WHAT IS REQUIRED
Copy out each line of the listing below where the string "text" appears.
··· EXERCISE MATERIALS ···
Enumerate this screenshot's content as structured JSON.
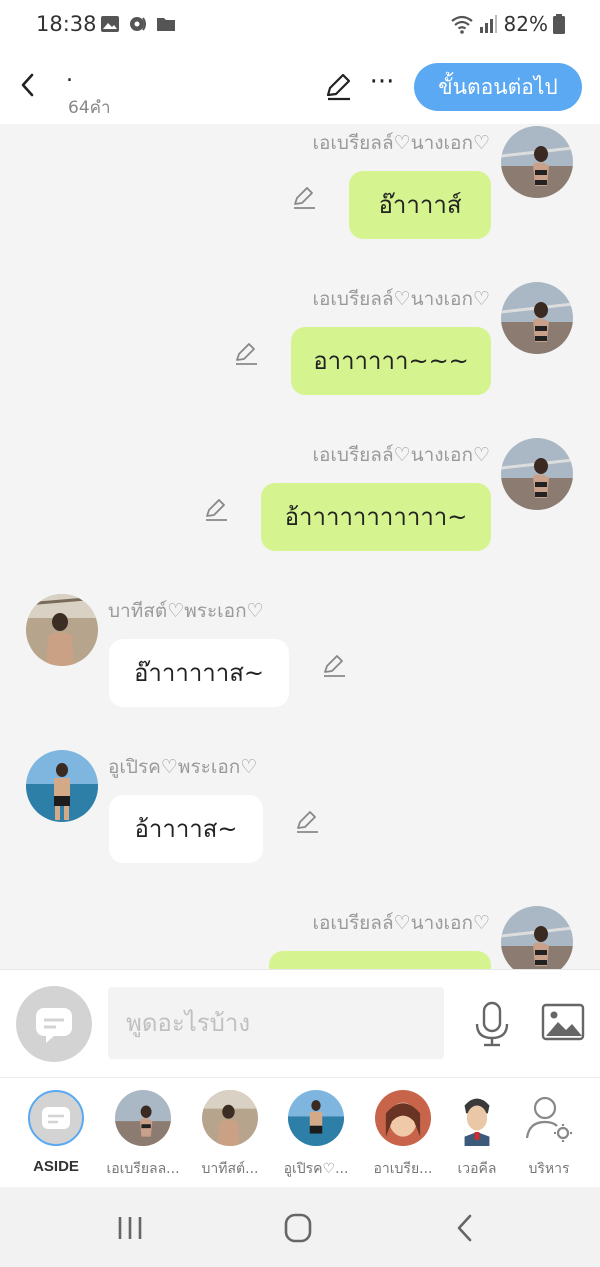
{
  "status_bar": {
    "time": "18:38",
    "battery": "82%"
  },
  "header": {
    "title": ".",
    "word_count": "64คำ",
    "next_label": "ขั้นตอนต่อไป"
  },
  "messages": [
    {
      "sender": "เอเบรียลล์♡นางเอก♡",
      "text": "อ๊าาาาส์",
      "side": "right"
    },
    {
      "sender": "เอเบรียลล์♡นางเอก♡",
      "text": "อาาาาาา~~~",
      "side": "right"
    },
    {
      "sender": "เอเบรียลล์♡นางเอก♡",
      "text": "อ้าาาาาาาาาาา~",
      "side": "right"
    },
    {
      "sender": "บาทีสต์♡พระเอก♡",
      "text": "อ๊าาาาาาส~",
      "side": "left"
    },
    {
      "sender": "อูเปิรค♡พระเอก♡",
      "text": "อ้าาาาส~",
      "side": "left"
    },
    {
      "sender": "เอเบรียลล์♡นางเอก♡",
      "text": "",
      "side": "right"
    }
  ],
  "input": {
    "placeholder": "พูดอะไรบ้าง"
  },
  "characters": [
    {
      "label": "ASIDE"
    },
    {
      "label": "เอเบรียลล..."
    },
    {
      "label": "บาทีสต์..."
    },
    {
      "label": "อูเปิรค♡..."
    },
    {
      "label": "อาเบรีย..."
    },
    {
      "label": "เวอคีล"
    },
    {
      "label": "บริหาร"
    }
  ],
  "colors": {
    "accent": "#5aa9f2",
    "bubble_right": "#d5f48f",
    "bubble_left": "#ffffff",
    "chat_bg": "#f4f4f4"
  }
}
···
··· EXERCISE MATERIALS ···
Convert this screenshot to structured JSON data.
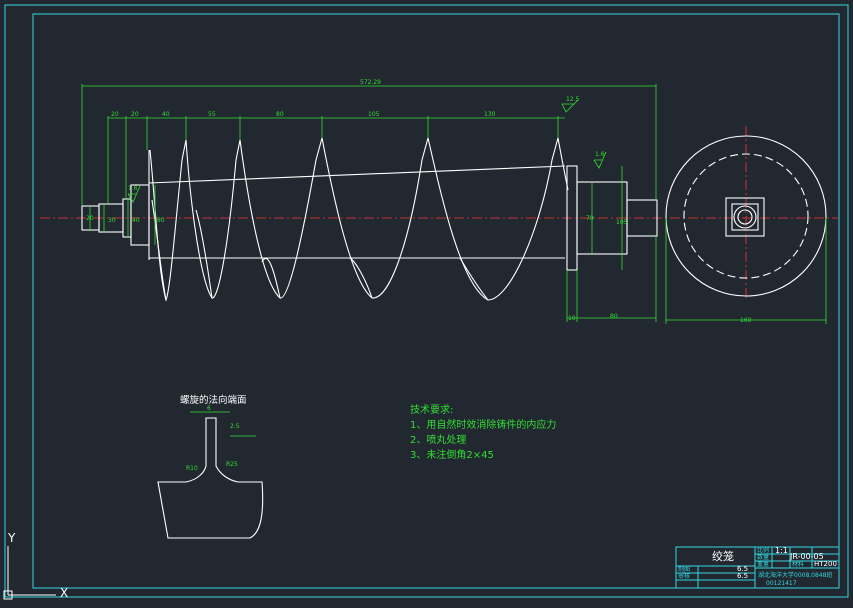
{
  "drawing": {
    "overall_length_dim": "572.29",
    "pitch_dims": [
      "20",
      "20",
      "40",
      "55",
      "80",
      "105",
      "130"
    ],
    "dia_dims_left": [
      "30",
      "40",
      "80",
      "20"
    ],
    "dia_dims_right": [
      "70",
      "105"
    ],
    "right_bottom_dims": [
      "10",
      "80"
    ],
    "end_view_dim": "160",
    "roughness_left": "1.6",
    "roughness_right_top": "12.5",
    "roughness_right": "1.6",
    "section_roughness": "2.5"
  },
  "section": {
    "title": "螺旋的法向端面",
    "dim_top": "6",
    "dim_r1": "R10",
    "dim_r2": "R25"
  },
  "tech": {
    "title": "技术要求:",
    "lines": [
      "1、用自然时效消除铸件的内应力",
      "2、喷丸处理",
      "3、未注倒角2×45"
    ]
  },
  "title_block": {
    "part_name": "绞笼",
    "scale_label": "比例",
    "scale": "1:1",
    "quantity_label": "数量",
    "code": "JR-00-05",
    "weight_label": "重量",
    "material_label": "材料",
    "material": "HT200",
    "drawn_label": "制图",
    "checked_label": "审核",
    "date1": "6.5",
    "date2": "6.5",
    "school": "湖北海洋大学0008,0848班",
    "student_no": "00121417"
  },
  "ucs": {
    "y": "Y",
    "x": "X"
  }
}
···
TASK OUTPUT
      "text": "อ๊าาาาส์",
      "text": "อาาาาาา~~~",
      "text": "อ้าาาาาาาาาาา~",
      "text": "อ๊าาาาาาส~",
      "text": "อ้าาาาส~",
      "text": "",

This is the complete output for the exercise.